On Friday, when the Government Accountability Board is expected to certify a recall election against Gov. Scott Walker, the days of unlimited fundraising for the governor will come to an end. Restrictions will also be placed on any so-called residual recall funds.
Of course, most political observers expect Walker's campaign to "spend down" the millions he's received before these new restrictions go into effect. We won't know definitively what has transpired until the next round of campaign finance statements are due on April 30 (covering activity through April 23).
Normally a donor cannot give more than $10,000 to candidates for state and local office in a calendar year.
But under state law, incumbents who are facing a recall effort are allowed to start accepting unlimited donations the day opponents start circulating recall petitions. For Walker, that day came on Nov. 4.
The governor is allowed to use these funds to pay for legal fees related to fighting the recall effort or verifying petitions. The Government Accountability Board also determined that he could use the money for advertising, though the authority for that is not clear in the statutes, says Mike McCabe, director of the Wisconsin Democracy Campaign.
Walker raised $12.1 million between January 2011 and January 2012, when the last campaign finance reports were due. At that time he reportedly had $2.6 million in cash on hand.
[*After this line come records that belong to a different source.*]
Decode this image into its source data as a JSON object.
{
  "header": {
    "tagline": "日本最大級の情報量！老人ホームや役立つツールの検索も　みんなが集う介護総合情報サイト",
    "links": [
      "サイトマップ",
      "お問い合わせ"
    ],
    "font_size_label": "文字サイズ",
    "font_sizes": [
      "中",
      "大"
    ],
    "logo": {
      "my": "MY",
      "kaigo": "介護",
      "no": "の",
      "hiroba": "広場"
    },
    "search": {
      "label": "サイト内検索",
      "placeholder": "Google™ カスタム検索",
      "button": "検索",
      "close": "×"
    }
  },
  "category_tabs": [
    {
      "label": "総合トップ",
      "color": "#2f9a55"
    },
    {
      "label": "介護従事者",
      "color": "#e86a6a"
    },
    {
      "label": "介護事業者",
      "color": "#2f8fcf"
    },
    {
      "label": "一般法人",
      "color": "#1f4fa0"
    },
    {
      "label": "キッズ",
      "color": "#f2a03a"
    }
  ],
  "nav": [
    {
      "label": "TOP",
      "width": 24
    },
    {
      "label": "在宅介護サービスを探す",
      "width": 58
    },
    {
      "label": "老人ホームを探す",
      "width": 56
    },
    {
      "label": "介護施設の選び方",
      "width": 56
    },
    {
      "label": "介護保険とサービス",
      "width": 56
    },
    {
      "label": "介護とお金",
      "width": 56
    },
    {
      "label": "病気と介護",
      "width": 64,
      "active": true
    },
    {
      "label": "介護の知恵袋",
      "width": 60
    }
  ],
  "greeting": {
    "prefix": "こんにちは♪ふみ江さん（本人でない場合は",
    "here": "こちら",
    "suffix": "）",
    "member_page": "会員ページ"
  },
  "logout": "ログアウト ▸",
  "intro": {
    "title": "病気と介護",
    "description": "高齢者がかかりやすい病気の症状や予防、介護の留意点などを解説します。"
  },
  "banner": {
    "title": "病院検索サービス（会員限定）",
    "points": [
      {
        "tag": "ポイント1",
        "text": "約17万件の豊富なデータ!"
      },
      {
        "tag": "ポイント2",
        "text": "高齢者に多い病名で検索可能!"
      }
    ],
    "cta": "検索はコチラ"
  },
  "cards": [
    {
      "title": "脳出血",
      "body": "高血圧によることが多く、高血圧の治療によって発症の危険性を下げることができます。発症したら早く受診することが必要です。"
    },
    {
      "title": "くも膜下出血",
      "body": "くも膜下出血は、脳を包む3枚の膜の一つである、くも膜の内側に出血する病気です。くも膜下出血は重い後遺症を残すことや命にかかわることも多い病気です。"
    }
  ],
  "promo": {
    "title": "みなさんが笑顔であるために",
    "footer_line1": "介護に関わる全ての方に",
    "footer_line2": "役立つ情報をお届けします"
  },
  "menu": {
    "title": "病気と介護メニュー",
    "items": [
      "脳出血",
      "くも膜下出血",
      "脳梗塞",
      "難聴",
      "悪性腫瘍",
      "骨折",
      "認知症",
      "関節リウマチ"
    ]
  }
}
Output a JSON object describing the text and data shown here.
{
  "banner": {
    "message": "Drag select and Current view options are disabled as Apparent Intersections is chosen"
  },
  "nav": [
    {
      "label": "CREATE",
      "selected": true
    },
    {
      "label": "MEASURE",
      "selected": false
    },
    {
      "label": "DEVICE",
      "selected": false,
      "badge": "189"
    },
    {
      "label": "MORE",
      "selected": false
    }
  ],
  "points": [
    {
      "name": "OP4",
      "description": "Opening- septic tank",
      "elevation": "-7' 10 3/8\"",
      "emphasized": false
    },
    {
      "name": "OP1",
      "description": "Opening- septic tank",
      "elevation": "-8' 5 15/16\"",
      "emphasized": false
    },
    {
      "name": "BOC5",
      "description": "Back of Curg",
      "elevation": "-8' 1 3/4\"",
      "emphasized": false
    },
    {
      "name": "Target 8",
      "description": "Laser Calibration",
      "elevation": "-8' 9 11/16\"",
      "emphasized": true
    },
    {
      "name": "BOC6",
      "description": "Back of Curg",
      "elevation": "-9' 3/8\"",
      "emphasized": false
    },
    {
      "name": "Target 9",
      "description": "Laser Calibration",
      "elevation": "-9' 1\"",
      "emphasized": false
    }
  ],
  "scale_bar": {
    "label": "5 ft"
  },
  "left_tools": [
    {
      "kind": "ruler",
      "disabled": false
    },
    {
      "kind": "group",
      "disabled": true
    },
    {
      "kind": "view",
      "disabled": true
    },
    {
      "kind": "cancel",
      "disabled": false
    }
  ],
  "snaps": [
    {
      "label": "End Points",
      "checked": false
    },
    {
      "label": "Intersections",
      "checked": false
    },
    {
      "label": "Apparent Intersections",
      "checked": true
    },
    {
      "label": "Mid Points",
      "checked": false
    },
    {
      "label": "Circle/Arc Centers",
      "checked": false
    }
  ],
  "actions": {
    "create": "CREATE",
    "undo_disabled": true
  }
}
According to a GAB memo from March 2011, once a recall election is certified, residual recall funds can be used for an upcoming campaign; donated to a charity or school; or returned to the original contributor.
But since all campaign donations go into one pot, it's not clear how - or if - the Walker campaign would determine which of the remaining funds needed to be returned or funneled elsewhere.
According to Reid Magney, spokesman for the GAB, that determination is "up to the office holder."
McCabe says the bigger issue is whether the GAB has a system in place to make sure the unlimited campaign donations have been spent properly. Campaign finance reports, he notes, do not state which funds are used to pay for which expenses.
"Does the GAB have anything in place to document what expenses are being paid for with the money being raised during unlimited fundraising?"
GAB spokesman Reid Magney says that campaigns have been instructed to mark any funds received during the period of unlimited fundraising as recall-related donations and to similarly categorize recall-related expenses.
"The GAB staff has put extensive time into ensuring that all recall-related expenses are properly reported on campaign finance reports," he says. "We will respond to any complaints that arise out of those reports."
Questions about how recall funds could be used bubbled to the surface earlier this month when Walker announced he had created a legal defense fund in connection to the ongoing John Doe investigation in Milwaukee County.
Democrats pounced quickly, asking whether Walker could use his unlimited funds to pay his criminal defense lawyers.
Walker spokeswoman Ciara Matthews told Milwaukee Journal Sentinel reporter Jason Stein that state law prevented the governor from transferring any of the unlimited donations to a legal defense fund.
Matthews also told Stein that Walker's attorneys had met with the GAB to properly set up the legal fund.
Magney would not confirm whether his agency advised Walker, saying that state law prevents him from acknowledging whether the agency has given advice to any official.
Wisconsin Democratic Party chair Mike Tate said at the time that only officials who are being investigated or charged, or who have been convicted of a criminal violation, can set up a legal defense fund.
But the statutes are actually a bit more expansive: They also allow candidates or public officials to set up legal defense funds if their "agent" is being investigated, charged or convicted.
"Agent" is not defined in the statute, but it seems reasonable that an aide to a county executive could be considered one.
So far three former aides have been charged as a result of the secret investigation into Walker's office when he was Milwaukee County executive.